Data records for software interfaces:
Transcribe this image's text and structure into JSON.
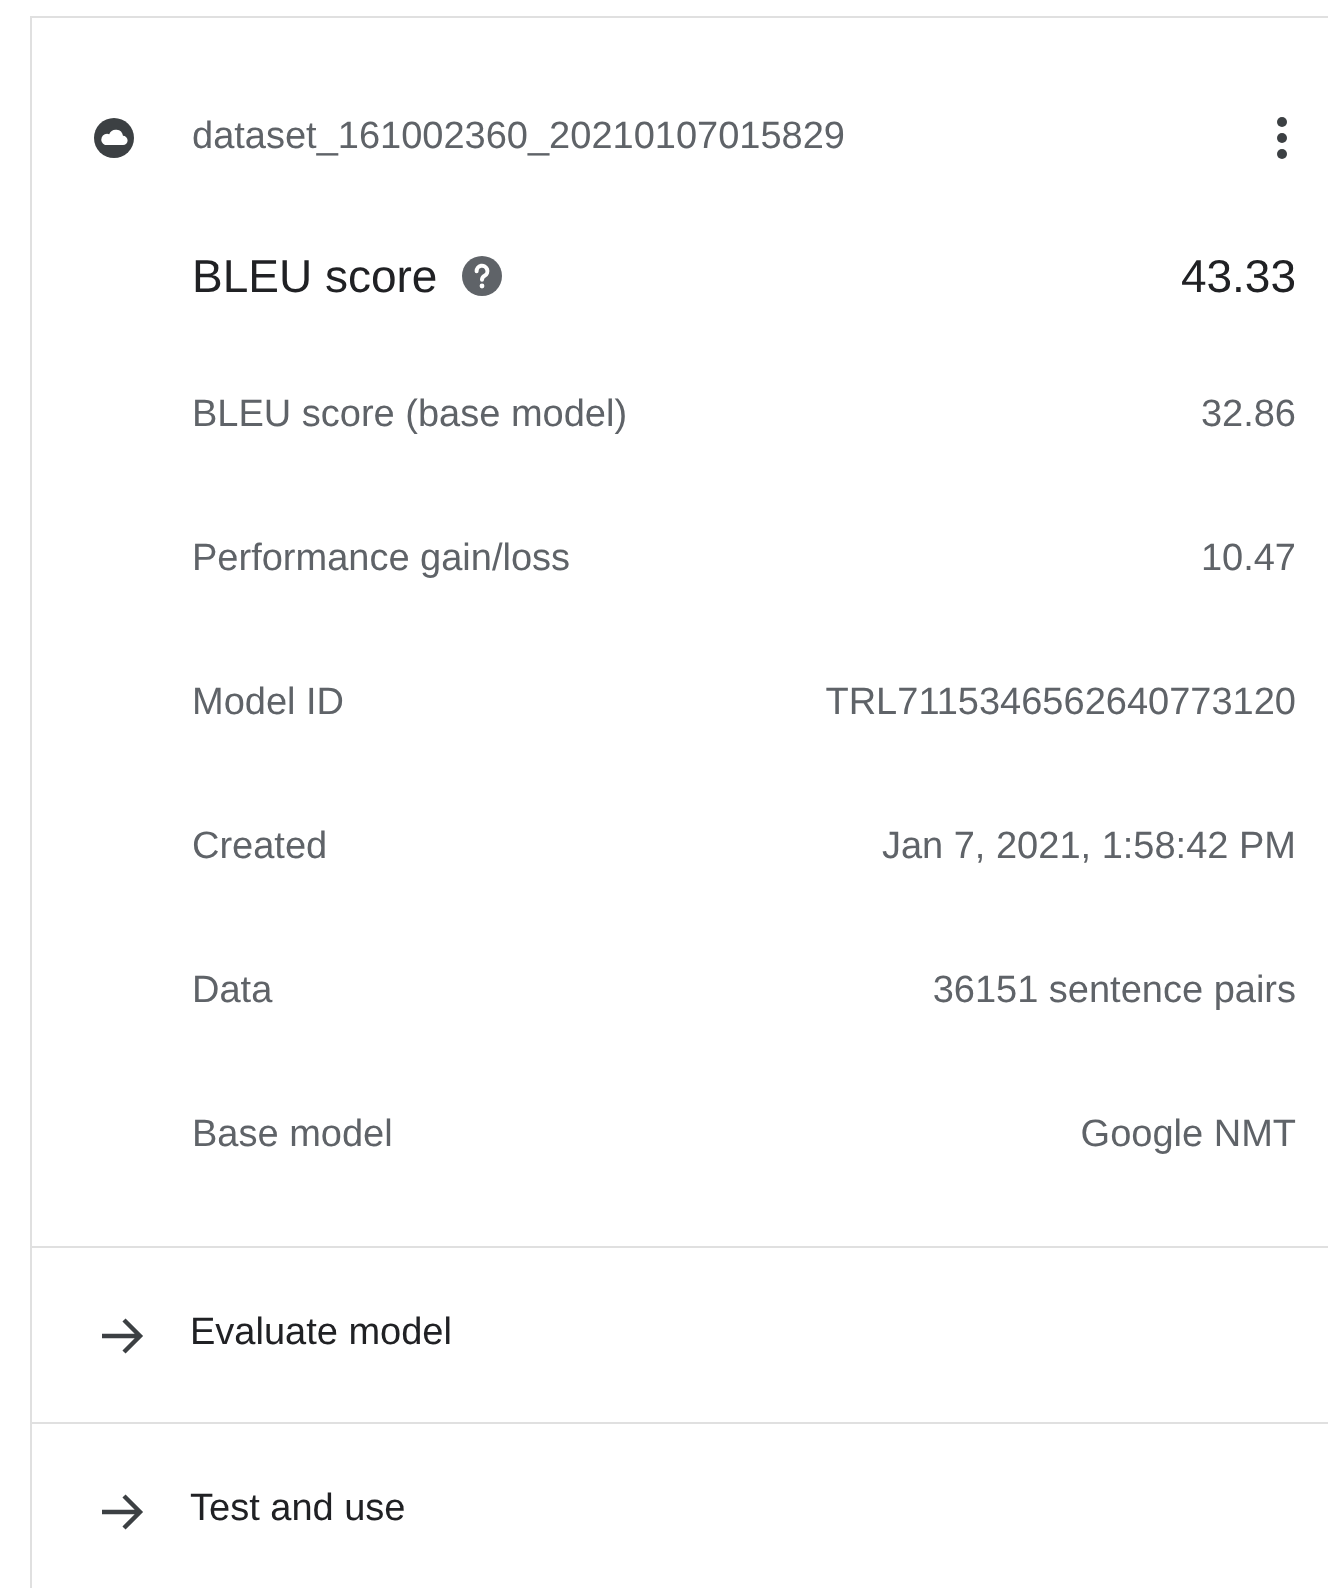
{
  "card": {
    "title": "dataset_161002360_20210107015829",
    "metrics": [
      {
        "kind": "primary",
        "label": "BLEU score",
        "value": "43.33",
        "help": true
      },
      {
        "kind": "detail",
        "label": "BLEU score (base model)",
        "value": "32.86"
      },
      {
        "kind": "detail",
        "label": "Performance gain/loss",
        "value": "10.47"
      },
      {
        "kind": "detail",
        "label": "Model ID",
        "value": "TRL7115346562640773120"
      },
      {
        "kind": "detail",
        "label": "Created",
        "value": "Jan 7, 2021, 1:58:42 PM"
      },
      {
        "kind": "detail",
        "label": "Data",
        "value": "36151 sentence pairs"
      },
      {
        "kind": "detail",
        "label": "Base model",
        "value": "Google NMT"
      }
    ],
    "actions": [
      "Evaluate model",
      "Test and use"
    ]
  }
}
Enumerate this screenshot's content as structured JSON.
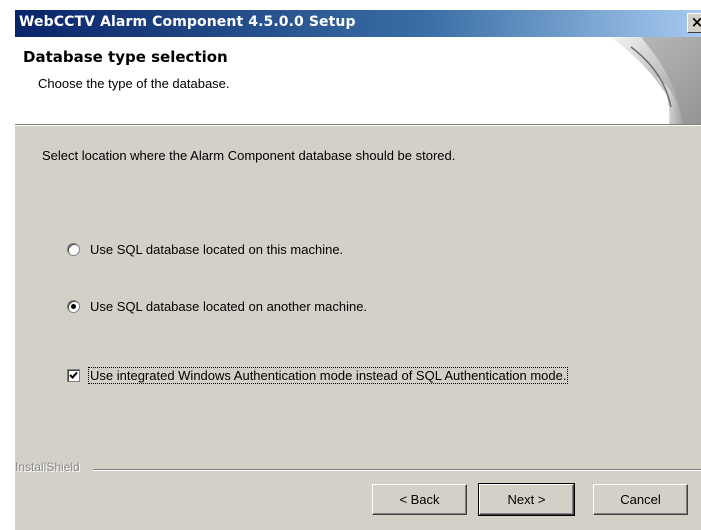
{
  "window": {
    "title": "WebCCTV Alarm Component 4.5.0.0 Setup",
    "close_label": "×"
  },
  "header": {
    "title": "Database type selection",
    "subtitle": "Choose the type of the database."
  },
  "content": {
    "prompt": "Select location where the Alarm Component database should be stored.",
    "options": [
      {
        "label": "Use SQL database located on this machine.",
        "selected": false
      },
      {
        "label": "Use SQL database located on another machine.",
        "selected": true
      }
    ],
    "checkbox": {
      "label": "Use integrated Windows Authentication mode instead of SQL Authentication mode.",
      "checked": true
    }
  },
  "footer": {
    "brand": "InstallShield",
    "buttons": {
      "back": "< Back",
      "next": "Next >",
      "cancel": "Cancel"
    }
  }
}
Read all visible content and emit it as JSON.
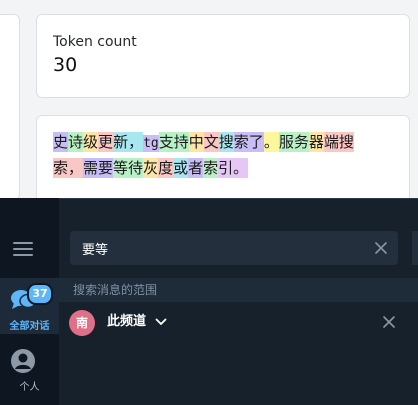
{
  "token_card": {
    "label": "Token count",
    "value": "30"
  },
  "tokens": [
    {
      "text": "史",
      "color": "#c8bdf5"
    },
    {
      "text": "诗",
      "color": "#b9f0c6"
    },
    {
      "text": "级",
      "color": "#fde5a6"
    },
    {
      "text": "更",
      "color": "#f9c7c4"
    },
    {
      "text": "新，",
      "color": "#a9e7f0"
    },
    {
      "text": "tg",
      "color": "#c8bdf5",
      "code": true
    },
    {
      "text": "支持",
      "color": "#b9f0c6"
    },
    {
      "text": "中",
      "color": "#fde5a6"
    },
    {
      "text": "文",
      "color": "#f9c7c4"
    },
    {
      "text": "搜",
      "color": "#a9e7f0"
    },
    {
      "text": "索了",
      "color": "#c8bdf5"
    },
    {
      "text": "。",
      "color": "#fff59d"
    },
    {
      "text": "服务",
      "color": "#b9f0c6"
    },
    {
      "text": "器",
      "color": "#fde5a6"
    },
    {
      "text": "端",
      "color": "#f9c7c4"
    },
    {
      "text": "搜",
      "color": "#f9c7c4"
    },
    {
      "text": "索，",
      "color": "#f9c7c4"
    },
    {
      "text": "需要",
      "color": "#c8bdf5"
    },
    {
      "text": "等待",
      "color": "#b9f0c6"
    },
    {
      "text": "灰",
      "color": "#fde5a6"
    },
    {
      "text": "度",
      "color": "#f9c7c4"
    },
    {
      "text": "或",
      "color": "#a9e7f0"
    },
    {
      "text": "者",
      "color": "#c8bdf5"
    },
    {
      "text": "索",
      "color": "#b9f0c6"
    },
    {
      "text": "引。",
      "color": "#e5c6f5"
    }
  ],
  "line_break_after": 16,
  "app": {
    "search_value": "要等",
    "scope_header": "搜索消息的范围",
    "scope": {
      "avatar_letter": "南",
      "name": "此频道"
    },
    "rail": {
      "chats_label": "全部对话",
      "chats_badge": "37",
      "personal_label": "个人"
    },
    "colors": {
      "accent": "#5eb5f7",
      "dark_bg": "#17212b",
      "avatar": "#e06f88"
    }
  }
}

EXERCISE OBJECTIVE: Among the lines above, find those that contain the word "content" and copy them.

ANSWER TO THIS PROBLEM:
Enumerate this screenshot's content as structured JSON.
  "content": {
Read all visible content and emit it as JSON.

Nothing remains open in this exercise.